Page and application data records:
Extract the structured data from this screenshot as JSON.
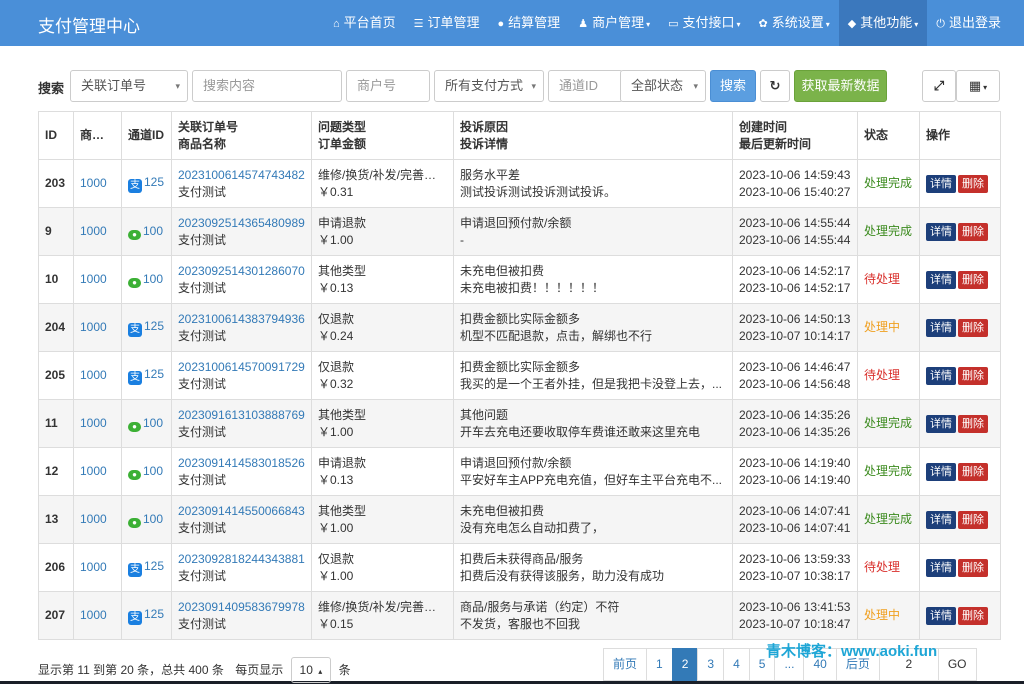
{
  "brand": "支付管理中心",
  "nav": [
    {
      "icon": "home-icon",
      "glyph": "⌂",
      "label": "平台首页",
      "caret": false,
      "active": false
    },
    {
      "icon": "list-icon",
      "glyph": "☰",
      "label": "订单管理",
      "caret": false,
      "active": false
    },
    {
      "icon": "coin-icon",
      "glyph": "●",
      "label": "结算管理",
      "caret": false,
      "active": false
    },
    {
      "icon": "user-icon",
      "glyph": "♟",
      "label": "商户管理",
      "caret": true,
      "active": false
    },
    {
      "icon": "card-icon",
      "glyph": "▭",
      "label": "支付接口",
      "caret": true,
      "active": false
    },
    {
      "icon": "gear-icon",
      "glyph": "✿",
      "label": "系统设置",
      "caret": true,
      "active": false
    },
    {
      "icon": "cube-icon",
      "glyph": "◆",
      "label": "其他功能",
      "caret": true,
      "active": true
    },
    {
      "icon": "power-icon",
      "glyph": "⏻",
      "label": "退出登录",
      "caret": false,
      "active": false
    }
  ],
  "search": {
    "label": "搜索",
    "field_select": "关联订单号",
    "content_placeholder": "搜索内容",
    "merchant_placeholder": "商户号",
    "paytype_select": "所有支付方式",
    "channel_placeholder": "通道ID",
    "status_select": "全部状态",
    "search_button": "搜索",
    "refresh_icon": "refresh-icon",
    "fetch_button": "获取最新数据",
    "fullscreen_icon": "expand-icon",
    "columns_icon": "grid-icon"
  },
  "table": {
    "headers": [
      [
        "ID",
        ""
      ],
      [
        "商户号",
        ""
      ],
      [
        "通道ID",
        ""
      ],
      [
        "关联订单号",
        "商品名称"
      ],
      [
        "问题类型",
        "订单金额"
      ],
      [
        "投诉原因",
        "投诉详情"
      ],
      [
        "创建时间",
        "最后更新时间"
      ],
      [
        "状态",
        ""
      ],
      [
        "操作",
        ""
      ]
    ],
    "rows": [
      {
        "id": "203",
        "merchant": "1000",
        "channel_icon": "alipay",
        "channel": "125",
        "order": "2023100614574743482",
        "product": "支付测试",
        "type": "维修/换货/补发/完善服务",
        "amount": "￥0.31",
        "reason": "服务水平差",
        "detail": "测试投诉测试投诉测试投诉。",
        "created": "2023-10-06 14:59:43",
        "updated": "2023-10-06 15:40:27",
        "status": "处理完成",
        "status_color": "#3c8b1f"
      },
      {
        "id": "9",
        "merchant": "1000",
        "channel_icon": "wechat",
        "channel": "100",
        "order": "2023092514365480989",
        "product": "支付测试",
        "type": "申请退款",
        "amount": "￥1.00",
        "reason": "申请退回预付款/余额",
        "detail": "-",
        "created": "2023-10-06 14:55:44",
        "updated": "2023-10-06 14:55:44",
        "status": "处理完成",
        "status_color": "#3c8b1f"
      },
      {
        "id": "10",
        "merchant": "1000",
        "channel_icon": "wechat",
        "channel": "100",
        "order": "2023092514301286070",
        "product": "支付测试",
        "type": "其他类型",
        "amount": "￥0.13",
        "reason": "未充电但被扣费",
        "detail": "未充电被扣费！！！！！！",
        "created": "2023-10-06 14:52:17",
        "updated": "2023-10-06 14:52:17",
        "status": "待处理",
        "status_color": "#d9302c"
      },
      {
        "id": "204",
        "merchant": "1000",
        "channel_icon": "alipay",
        "channel": "125",
        "order": "2023100614383794936",
        "product": "支付测试",
        "type": "仅退款",
        "amount": "￥0.24",
        "reason": "扣费金额比实际金额多",
        "detail": "机型不匹配退款，点击，解绑也不行",
        "created": "2023-10-06 14:50:13",
        "updated": "2023-10-07 10:14:17",
        "status": "处理中",
        "status_color": "#f0a020"
      },
      {
        "id": "205",
        "merchant": "1000",
        "channel_icon": "alipay",
        "channel": "125",
        "order": "2023100614570091729",
        "product": "支付测试",
        "type": "仅退款",
        "amount": "￥0.32",
        "reason": "扣费金额比实际金额多",
        "detail": "我买的是一个王者外挂，但是我把卡没登上去，...",
        "created": "2023-10-06 14:46:47",
        "updated": "2023-10-06 14:56:48",
        "status": "待处理",
        "status_color": "#d9302c"
      },
      {
        "id": "11",
        "merchant": "1000",
        "channel_icon": "wechat",
        "channel": "100",
        "order": "2023091613103888769",
        "product": "支付测试",
        "type": "其他类型",
        "amount": "￥1.00",
        "reason": "其他问题",
        "detail": "开车去充电还要收取停车费谁还敢来这里充电",
        "created": "2023-10-06 14:35:26",
        "updated": "2023-10-06 14:35:26",
        "status": "处理完成",
        "status_color": "#3c8b1f"
      },
      {
        "id": "12",
        "merchant": "1000",
        "channel_icon": "wechat",
        "channel": "100",
        "order": "2023091414583018526",
        "product": "支付测试",
        "type": "申请退款",
        "amount": "￥0.13",
        "reason": "申请退回预付款/余额",
        "detail": "平安好车主APP充电充值，但好车主平台充电不...",
        "created": "2023-10-06 14:19:40",
        "updated": "2023-10-06 14:19:40",
        "status": "处理完成",
        "status_color": "#3c8b1f"
      },
      {
        "id": "13",
        "merchant": "1000",
        "channel_icon": "wechat",
        "channel": "100",
        "order": "2023091414550066843",
        "product": "支付测试",
        "type": "其他类型",
        "amount": "￥1.00",
        "reason": "未充电但被扣费",
        "detail": "没有充电怎么自动扣费了，",
        "created": "2023-10-06 14:07:41",
        "updated": "2023-10-06 14:07:41",
        "status": "处理完成",
        "status_color": "#3c8b1f"
      },
      {
        "id": "206",
        "merchant": "1000",
        "channel_icon": "alipay",
        "channel": "125",
        "order": "2023092818244343881",
        "product": "支付测试",
        "type": "仅退款",
        "amount": "￥1.00",
        "reason": "扣费后未获得商品/服务",
        "detail": "扣费后没有获得该服务，助力没有成功",
        "created": "2023-10-06 13:59:33",
        "updated": "2023-10-07 10:38:17",
        "status": "待处理",
        "status_color": "#d9302c"
      },
      {
        "id": "207",
        "merchant": "1000",
        "channel_icon": "alipay",
        "channel": "125",
        "order": "2023091409583679978",
        "product": "支付测试",
        "type": "维修/换货/补发/完善服务",
        "amount": "￥0.15",
        "reason": "商品/服务与承诺（约定）不符",
        "detail": "不发货，客服也不回我",
        "created": "2023-10-06 13:41:53",
        "updated": "2023-10-07 10:18:47",
        "status": "处理中",
        "status_color": "#f0a020"
      }
    ],
    "action_detail": "详情",
    "action_delete": "删除"
  },
  "footer": {
    "info": "显示第 11 到第 20 条，总共 400 条",
    "per_page_prefix": "每页显示",
    "per_page": "10",
    "per_page_suffix": "条"
  },
  "pager": {
    "prev": "前页",
    "pages": [
      "1",
      "2",
      "3",
      "4",
      "5",
      "...",
      "40"
    ],
    "active": "2",
    "next": "后页",
    "input": "2",
    "go": "GO"
  },
  "watermark": "青木博客：www.aoki.fun"
}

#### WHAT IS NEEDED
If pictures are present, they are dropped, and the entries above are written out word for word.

#### ANSWER SPACE
Extract the structured data from this screenshot as JSON.
{
  "brand": "支付管理中心",
  "nav": [
    {
      "icon": "home-icon",
      "glyph": "⌂",
      "label": "平台首页",
      "caret": false,
      "active": false
    },
    {
      "icon": "list-icon",
      "glyph": "☰",
      "label": "订单管理",
      "caret": false,
      "active": false
    },
    {
      "icon": "coin-icon",
      "glyph": "●",
      "label": "结算管理",
      "caret": false,
      "active": false
    },
    {
      "icon": "user-icon",
      "glyph": "♟",
      "label": "商户管理",
      "caret": true,
      "active": false
    },
    {
      "icon": "card-icon",
      "glyph": "▭",
      "label": "支付接口",
      "caret": true,
      "active": false
    },
    {
      "icon": "gear-icon",
      "glyph": "✿",
      "label": "系统设置",
      "caret": true,
      "active": false
    },
    {
      "icon": "cube-icon",
      "glyph": "◆",
      "label": "其他功能",
      "caret": true,
      "active": true
    },
    {
      "icon": "power-icon",
      "glyph": "⏻",
      "label": "退出登录",
      "caret": false,
      "active": false
    }
  ],
  "search": {
    "label": "搜索",
    "field_select": "关联订单号",
    "content_placeholder": "搜索内容",
    "merchant_placeholder": "商户号",
    "paytype_select": "所有支付方式",
    "channel_placeholder": "通道ID",
    "status_select": "全部状态",
    "search_button": "搜索",
    "refresh_icon": "refresh-icon",
    "fetch_button": "获取最新数据",
    "fullscreen_icon": "expand-icon",
    "columns_icon": "grid-icon"
  },
  "table": {
    "headers": [
      [
        "ID",
        ""
      ],
      [
        "商户号",
        ""
      ],
      [
        "通道ID",
        ""
      ],
      [
        "关联订单号",
        "商品名称"
      ],
      [
        "问题类型",
        "订单金额"
      ],
      [
        "投诉原因",
        "投诉详情"
      ],
      [
        "创建时间",
        "最后更新时间"
      ],
      [
        "状态",
        ""
      ],
      [
        "操作",
        ""
      ]
    ],
    "rows": [
      {
        "id": "203",
        "merchant": "1000",
        "channel_icon": "alipay",
        "channel": "125",
        "order": "2023100614574743482",
        "product": "支付测试",
        "type": "维修/换货/补发/完善服务",
        "amount": "￥0.31",
        "reason": "服务水平差",
        "detail": "测试投诉测试投诉测试投诉。",
        "created": "2023-10-06 14:59:43",
        "updated": "2023-10-06 15:40:27",
        "status": "处理完成",
        "status_color": "#3c8b1f"
      },
      {
        "id": "9",
        "merchant": "1000",
        "channel_icon": "wechat",
        "channel": "100",
        "order": "2023092514365480989",
        "product": "支付测试",
        "type": "申请退款",
        "amount": "￥1.00",
        "reason": "申请退回预付款/余额",
        "detail": "-",
        "created": "2023-10-06 14:55:44",
        "updated": "2023-10-06 14:55:44",
        "status": "处理完成",
        "status_color": "#3c8b1f"
      },
      {
        "id": "10",
        "merchant": "1000",
        "channel_icon": "wechat",
        "channel": "100",
        "order": "2023092514301286070",
        "product": "支付测试",
        "type": "其他类型",
        "amount": "￥0.13",
        "reason": "未充电但被扣费",
        "detail": "未充电被扣费！！！！！！",
        "created": "2023-10-06 14:52:17",
        "updated": "2023-10-06 14:52:17",
        "status": "待处理",
        "status_color": "#d9302c"
      },
      {
        "id": "204",
        "merchant": "1000",
        "channel_icon": "alipay",
        "channel": "125",
        "order": "2023100614383794936",
        "product": "支付测试",
        "type": "仅退款",
        "amount": "￥0.24",
        "reason": "扣费金额比实际金额多",
        "detail": "机型不匹配退款，点击，解绑也不行",
        "created": "2023-10-06 14:50:13",
        "updated": "2023-10-07 10:14:17",
        "status": "处理中",
        "status_color": "#f0a020"
      },
      {
        "id": "205",
        "merchant": "1000",
        "channel_icon": "alipay",
        "channel": "125",
        "order": "2023100614570091729",
        "product": "支付测试",
        "type": "仅退款",
        "amount": "￥0.32",
        "reason": "扣费金额比实际金额多",
        "detail": "我买的是一个王者外挂，但是我把卡没登上去，...",
        "created": "2023-10-06 14:46:47",
        "updated": "2023-10-06 14:56:48",
        "status": "待处理",
        "status_color": "#d9302c"
      },
      {
        "id": "11",
        "merchant": "1000",
        "channel_icon": "wechat",
        "channel": "100",
        "order": "2023091613103888769",
        "product": "支付测试",
        "type": "其他类型",
        "amount": "￥1.00",
        "reason": "其他问题",
        "detail": "开车去充电还要收取停车费谁还敢来这里充电",
        "created": "2023-10-06 14:35:26",
        "updated": "2023-10-06 14:35:26",
        "status": "处理完成",
        "status_color": "#3c8b1f"
      },
      {
        "id": "12",
        "merchant": "1000",
        "channel_icon": "wechat",
        "channel": "100",
        "order": "2023091414583018526",
        "product": "支付测试",
        "type": "申请退款",
        "amount": "￥0.13",
        "reason": "申请退回预付款/余额",
        "detail": "平安好车主APP充电充值，但好车主平台充电不...",
        "created": "2023-10-06 14:19:40",
        "updated": "2023-10-06 14:19:40",
        "status": "处理完成",
        "status_color": "#3c8b1f"
      },
      {
        "id": "13",
        "merchant": "1000",
        "channel_icon": "wechat",
        "channel": "100",
        "order": "2023091414550066843",
        "product": "支付测试",
        "type": "其他类型",
        "amount": "￥1.00",
        "reason": "未充电但被扣费",
        "detail": "没有充电怎么自动扣费了，",
        "created": "2023-10-06 14:07:41",
        "updated": "2023-10-06 14:07:41",
        "status": "处理完成",
        "status_color": "#3c8b1f"
      },
      {
        "id": "206",
        "merchant": "1000",
        "channel_icon": "alipay",
        "channel": "125",
        "order": "2023092818244343881",
        "product": "支付测试",
        "type": "仅退款",
        "amount": "￥1.00",
        "reason": "扣费后未获得商品/服务",
        "detail": "扣费后没有获得该服务，助力没有成功",
        "created": "2023-10-06 13:59:33",
        "updated": "2023-10-07 10:38:17",
        "status": "待处理",
        "status_color": "#d9302c"
      },
      {
        "id": "207",
        "merchant": "1000",
        "channel_icon": "alipay",
        "channel": "125",
        "order": "2023091409583679978",
        "product": "支付测试",
        "type": "维修/换货/补发/完善服务",
        "amount": "￥0.15",
        "reason": "商品/服务与承诺（约定）不符",
        "detail": "不发货，客服也不回我",
        "created": "2023-10-06 13:41:53",
        "updated": "2023-10-07 10:18:47",
        "status": "处理中",
        "status_color": "#f0a020"
      }
    ],
    "action_detail": "详情",
    "action_delete": "删除"
  },
  "footer": {
    "info": "显示第 11 到第 20 条，总共 400 条",
    "per_page_prefix": "每页显示",
    "per_page": "10",
    "per_page_suffix": "条"
  },
  "pager": {
    "prev": "前页",
    "pages": [
      "1",
      "2",
      "3",
      "4",
      "5",
      "...",
      "40"
    ],
    "active": "2",
    "next": "后页",
    "input": "2",
    "go": "GO"
  },
  "watermark": "青木博客：www.aoki.fun"
}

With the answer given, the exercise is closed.